» Dataset records:
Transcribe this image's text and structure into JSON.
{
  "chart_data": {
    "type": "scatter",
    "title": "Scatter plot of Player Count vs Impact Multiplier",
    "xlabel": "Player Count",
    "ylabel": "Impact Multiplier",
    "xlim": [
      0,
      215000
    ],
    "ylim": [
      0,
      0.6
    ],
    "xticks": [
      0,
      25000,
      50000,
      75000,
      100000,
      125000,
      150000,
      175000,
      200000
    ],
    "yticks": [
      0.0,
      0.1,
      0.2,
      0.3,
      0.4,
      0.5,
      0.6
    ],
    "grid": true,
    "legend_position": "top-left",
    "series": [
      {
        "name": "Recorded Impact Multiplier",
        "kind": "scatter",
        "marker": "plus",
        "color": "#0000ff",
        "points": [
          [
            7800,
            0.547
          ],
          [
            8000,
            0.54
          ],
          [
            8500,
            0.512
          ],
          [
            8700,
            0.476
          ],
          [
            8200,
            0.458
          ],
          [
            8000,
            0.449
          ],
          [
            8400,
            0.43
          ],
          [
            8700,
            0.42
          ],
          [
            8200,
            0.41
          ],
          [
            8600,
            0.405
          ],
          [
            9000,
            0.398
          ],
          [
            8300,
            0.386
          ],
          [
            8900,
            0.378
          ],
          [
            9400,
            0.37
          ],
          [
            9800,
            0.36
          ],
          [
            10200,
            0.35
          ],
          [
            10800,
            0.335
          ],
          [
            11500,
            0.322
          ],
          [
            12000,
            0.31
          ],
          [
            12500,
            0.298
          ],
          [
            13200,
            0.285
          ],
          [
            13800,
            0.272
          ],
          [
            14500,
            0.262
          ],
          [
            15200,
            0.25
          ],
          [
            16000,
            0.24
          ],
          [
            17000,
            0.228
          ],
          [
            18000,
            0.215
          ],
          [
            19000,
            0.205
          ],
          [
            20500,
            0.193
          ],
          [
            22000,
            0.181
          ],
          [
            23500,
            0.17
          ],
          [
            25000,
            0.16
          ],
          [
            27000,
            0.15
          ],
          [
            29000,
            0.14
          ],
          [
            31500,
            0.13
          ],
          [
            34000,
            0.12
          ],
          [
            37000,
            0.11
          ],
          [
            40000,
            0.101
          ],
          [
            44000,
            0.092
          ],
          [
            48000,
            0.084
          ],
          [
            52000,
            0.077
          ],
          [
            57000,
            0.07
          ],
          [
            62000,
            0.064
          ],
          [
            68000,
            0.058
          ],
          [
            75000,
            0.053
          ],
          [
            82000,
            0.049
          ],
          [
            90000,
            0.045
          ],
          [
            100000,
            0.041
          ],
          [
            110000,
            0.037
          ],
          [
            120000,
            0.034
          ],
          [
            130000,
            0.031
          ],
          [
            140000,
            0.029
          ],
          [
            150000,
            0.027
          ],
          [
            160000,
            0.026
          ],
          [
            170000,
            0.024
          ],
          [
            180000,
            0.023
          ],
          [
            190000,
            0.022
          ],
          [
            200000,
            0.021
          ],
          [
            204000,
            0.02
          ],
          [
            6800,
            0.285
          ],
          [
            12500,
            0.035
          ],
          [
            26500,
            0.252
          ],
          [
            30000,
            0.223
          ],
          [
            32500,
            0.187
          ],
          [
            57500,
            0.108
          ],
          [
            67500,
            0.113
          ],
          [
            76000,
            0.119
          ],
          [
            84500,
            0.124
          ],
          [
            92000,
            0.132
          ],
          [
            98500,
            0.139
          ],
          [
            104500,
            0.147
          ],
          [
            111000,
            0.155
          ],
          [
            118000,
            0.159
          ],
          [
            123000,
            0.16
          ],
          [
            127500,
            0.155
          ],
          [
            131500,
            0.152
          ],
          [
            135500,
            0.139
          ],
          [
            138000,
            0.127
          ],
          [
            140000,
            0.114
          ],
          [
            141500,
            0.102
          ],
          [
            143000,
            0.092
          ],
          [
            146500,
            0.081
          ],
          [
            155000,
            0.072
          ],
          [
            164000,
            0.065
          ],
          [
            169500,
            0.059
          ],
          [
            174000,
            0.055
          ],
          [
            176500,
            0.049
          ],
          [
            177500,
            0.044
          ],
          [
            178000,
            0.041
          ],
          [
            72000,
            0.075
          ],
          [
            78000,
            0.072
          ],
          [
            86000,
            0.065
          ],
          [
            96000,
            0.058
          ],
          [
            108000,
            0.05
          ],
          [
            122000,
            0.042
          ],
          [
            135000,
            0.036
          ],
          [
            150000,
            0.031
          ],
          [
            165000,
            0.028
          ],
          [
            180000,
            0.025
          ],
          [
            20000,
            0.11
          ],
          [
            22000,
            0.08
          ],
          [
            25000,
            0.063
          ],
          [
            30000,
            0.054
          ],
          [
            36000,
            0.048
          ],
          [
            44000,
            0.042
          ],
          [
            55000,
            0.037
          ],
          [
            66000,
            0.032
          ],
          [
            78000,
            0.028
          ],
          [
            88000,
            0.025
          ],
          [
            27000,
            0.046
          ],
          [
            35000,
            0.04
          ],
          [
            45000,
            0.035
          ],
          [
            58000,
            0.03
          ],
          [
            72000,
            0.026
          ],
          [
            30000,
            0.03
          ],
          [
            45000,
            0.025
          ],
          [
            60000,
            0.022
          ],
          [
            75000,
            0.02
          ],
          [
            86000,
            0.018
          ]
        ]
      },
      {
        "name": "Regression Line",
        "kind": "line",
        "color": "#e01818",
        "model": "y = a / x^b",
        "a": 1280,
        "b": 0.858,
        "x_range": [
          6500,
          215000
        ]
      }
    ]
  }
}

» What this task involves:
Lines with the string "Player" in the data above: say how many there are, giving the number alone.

» Expected answer:
2